In the febrile Millennial days of file sharing and digital piracy, many consumers became regular users of peer-to-peer networks.
The principles of downloading data from other people while allowing them to access your own file repositories were admirably democratic, yet also hugely bandwidth-intensive.
At a time when most households were connected to the internet via dial-up modems, such activities clogged up connections and slowed down the internet for everyone else.
As a result of this (and other excessive activities like gaming obsessives spending twelve hours per day playing Lineage online), broadband fair usage policies were imposed.
Yet today, these restrictions are rarely seen.
So what inspired the principle of imposing broadband fair usage policies in the first place, and why aren’t they prevalent any longer?
It’s a fair cop
While regular use of P2P networks might have brought the police to your door with a polite enquiry about internet piracy, file sharing was also a key contributor to network slowdown.
If Person A was maxing out their connection through streaming or gaming (even legally), Person B might find their own connection suffered as a consequence.
This related to a process known as contention ratio, which defines the number of accounts or households sharing a particular network connection.
It was unfair for 49 households’ online experience to suffer because household 50 was constantly online sharing media files with strangers around the world.
As a result, ISPs introduced fair usage policies, setting a cap on the amount of data one person could upload or download.
Users would be given one or more warnings, at which point their connection would be deliberately slowed down to reduce the effect on other households.
However, such restrictions were hugely unpopular, falling foul of net neutrality principles. Plus, they posed a problem for early adopters of streaming services like YouTube or Netflix.
As broad’ as it’s long
The ongoing increase in domestic internet connection speeds rendered fair usage caps irrelevant, as broadband replaced dial-up and full fibre in turn supplanted ISDN broadband.
Today, most broadband contracts are marketed as ‘truly unlimited’, which generally means there are no fair usage policies whatsoever.
A consumer with a 300Mbps fibre connection won’t diminish anyone else’s online experience if they choose to spend all day playing FIFA.
Consequently, it’s unlikely any mainstream ISP will send its customers an email complaining about file sharing or round-the-clock gaming.
However, some activities might still trigger an intervention, such as large-scale piracy or cryptocurrency mining.
Fair usage policies have evolved into ‘acceptable use’ policies, which effectively prohibit people from using their connection for illegal or morally dubious practices.

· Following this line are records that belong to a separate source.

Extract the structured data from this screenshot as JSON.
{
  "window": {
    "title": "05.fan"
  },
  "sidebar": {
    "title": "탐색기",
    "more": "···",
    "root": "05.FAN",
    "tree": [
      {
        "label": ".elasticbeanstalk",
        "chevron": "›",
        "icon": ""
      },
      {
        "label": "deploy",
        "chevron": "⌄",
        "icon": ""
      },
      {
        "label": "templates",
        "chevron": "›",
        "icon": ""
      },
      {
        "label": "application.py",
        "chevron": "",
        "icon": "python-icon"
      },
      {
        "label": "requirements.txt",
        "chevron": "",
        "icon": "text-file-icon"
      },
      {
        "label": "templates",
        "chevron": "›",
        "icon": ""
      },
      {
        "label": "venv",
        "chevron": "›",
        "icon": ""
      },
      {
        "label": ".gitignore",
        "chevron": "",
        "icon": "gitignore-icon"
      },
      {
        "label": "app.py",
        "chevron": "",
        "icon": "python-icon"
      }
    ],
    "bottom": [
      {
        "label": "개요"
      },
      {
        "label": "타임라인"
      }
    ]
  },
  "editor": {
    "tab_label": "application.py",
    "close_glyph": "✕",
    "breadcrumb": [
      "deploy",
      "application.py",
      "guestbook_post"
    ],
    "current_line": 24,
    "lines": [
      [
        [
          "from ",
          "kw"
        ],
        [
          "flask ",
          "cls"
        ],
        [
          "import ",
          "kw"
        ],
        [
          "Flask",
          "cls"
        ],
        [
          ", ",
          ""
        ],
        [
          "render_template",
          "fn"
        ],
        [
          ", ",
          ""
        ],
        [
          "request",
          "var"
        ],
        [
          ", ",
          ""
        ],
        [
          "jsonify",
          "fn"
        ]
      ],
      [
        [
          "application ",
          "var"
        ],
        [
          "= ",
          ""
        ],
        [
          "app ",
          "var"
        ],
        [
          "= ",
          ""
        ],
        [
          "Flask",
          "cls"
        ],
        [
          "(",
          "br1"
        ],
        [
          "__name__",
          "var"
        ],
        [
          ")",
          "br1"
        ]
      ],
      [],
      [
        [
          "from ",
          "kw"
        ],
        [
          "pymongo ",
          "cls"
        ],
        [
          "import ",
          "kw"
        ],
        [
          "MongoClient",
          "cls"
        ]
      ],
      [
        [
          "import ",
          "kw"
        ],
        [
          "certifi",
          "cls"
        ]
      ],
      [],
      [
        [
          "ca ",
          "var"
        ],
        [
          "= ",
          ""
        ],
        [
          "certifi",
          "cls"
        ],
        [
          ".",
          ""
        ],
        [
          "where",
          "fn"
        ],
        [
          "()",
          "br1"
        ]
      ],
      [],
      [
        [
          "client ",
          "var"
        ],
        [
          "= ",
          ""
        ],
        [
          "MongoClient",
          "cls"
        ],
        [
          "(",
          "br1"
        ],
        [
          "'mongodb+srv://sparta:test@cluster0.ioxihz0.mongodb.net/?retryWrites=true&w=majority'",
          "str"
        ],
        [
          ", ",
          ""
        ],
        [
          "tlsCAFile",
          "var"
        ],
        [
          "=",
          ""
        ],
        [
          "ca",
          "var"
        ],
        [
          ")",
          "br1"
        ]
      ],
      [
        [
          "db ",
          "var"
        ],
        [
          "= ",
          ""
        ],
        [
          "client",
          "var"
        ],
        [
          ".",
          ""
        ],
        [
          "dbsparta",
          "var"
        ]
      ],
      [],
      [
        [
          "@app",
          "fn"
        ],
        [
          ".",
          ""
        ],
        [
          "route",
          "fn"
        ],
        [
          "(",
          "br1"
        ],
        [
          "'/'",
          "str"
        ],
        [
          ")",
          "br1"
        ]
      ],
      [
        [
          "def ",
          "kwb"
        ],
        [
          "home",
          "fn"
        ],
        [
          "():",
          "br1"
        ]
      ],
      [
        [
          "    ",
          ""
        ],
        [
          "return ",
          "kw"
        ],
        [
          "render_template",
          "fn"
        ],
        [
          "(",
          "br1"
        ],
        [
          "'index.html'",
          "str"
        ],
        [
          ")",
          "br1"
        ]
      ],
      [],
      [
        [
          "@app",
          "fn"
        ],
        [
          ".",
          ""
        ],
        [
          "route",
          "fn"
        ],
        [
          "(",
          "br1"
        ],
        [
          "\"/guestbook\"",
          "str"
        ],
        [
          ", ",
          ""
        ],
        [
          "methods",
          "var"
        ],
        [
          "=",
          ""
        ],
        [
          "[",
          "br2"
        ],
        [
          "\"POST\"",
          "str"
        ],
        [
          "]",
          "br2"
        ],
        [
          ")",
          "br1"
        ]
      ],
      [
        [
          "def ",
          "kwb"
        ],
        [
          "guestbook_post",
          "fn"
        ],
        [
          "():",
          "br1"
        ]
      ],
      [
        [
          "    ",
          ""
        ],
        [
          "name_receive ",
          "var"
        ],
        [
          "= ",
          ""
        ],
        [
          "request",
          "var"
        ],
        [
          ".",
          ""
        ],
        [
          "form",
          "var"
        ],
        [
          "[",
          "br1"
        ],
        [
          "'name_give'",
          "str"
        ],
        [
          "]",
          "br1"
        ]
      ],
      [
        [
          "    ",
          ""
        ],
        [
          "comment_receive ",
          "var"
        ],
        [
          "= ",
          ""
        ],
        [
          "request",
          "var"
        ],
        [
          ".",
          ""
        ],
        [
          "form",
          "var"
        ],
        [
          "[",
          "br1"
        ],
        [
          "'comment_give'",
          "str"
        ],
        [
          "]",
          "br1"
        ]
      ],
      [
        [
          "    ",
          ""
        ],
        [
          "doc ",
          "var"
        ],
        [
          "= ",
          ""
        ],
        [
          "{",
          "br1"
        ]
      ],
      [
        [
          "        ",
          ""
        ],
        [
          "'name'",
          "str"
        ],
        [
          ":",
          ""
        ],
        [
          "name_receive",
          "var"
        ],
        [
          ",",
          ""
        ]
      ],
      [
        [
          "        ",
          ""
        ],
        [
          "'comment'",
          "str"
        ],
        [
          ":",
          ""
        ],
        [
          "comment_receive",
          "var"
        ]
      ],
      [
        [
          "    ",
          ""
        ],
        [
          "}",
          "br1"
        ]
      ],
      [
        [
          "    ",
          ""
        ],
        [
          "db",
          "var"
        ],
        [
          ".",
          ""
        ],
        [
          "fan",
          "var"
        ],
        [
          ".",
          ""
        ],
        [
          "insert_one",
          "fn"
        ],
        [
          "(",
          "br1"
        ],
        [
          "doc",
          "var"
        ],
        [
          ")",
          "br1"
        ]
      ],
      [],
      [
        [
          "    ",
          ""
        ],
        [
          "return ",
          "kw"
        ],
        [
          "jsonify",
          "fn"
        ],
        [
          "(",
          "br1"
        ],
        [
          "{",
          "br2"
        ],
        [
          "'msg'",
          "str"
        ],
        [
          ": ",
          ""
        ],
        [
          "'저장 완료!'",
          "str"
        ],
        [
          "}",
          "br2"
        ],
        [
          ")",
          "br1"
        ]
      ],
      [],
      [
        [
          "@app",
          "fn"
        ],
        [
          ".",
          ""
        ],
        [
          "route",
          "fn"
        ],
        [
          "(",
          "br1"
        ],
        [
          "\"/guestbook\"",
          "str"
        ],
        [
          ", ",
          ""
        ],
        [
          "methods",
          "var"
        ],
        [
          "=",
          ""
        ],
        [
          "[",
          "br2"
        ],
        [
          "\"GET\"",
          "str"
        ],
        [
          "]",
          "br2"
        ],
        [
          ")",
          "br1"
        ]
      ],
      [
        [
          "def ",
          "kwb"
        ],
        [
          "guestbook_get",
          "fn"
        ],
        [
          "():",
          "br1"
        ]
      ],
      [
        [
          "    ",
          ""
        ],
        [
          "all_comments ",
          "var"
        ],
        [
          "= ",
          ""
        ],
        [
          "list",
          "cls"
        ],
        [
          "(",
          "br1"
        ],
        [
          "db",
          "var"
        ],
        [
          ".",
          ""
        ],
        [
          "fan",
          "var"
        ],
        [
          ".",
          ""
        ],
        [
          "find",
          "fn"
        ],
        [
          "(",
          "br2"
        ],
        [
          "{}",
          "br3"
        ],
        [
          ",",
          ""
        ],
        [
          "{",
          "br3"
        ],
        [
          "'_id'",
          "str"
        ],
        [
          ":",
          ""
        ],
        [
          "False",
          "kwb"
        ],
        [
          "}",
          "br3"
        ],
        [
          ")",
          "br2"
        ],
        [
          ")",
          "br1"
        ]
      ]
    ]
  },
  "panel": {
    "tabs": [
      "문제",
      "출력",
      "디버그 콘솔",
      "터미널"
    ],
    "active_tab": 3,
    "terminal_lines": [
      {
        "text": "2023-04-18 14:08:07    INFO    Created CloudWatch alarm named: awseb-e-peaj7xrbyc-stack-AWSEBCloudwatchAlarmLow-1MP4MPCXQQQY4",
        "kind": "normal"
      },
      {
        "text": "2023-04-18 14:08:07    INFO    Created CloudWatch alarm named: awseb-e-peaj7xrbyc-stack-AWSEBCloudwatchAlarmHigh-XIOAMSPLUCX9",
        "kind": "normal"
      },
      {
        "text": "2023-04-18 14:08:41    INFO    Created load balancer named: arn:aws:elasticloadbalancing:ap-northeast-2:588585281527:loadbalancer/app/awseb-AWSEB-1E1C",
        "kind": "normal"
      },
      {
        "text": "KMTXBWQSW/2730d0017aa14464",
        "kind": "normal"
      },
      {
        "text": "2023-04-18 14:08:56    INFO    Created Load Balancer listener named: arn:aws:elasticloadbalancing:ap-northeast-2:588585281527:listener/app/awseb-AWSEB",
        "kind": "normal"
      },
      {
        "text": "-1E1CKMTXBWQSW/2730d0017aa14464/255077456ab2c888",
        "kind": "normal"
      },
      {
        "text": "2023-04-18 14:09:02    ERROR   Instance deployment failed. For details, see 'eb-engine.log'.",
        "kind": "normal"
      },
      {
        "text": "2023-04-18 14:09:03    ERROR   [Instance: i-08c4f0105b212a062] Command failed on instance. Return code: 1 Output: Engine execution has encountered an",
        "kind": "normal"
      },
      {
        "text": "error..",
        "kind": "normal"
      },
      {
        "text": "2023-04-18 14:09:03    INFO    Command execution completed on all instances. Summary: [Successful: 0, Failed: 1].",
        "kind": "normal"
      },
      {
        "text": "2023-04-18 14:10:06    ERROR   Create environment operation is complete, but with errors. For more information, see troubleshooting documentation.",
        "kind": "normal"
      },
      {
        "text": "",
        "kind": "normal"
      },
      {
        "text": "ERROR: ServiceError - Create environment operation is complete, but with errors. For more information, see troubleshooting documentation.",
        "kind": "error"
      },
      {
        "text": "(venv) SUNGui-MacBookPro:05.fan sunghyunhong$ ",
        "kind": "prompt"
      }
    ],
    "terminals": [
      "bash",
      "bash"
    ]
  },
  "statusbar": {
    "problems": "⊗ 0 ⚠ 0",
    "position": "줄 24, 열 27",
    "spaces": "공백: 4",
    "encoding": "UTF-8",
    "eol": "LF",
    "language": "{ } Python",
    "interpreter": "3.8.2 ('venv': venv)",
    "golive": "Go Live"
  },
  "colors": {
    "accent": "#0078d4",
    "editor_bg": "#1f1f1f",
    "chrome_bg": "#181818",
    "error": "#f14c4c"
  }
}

You’ll probably have to sign a document when commencing a new broadband contract agreeing that you won’t engage in criminal activities, abuse, spam or fraud.
Heavy domestic use shouldn’t fall foul of these stipulations, but if your PC is connected to BitTorrent or FrostWire around the clock, your connection may be flagged.
Even then, most ISPs will look the other way, while the few that might intercede generally only throttle P2P and streaming services at peak times – typically from teatime to 1am.
Satellite broadband providers are more likely to retain fair usage policies, especially since customers generally pay for data by the gigabyte.
There are rarely any such restrictions on 4G or 5G services, though again, they may be capped in terms of data usage.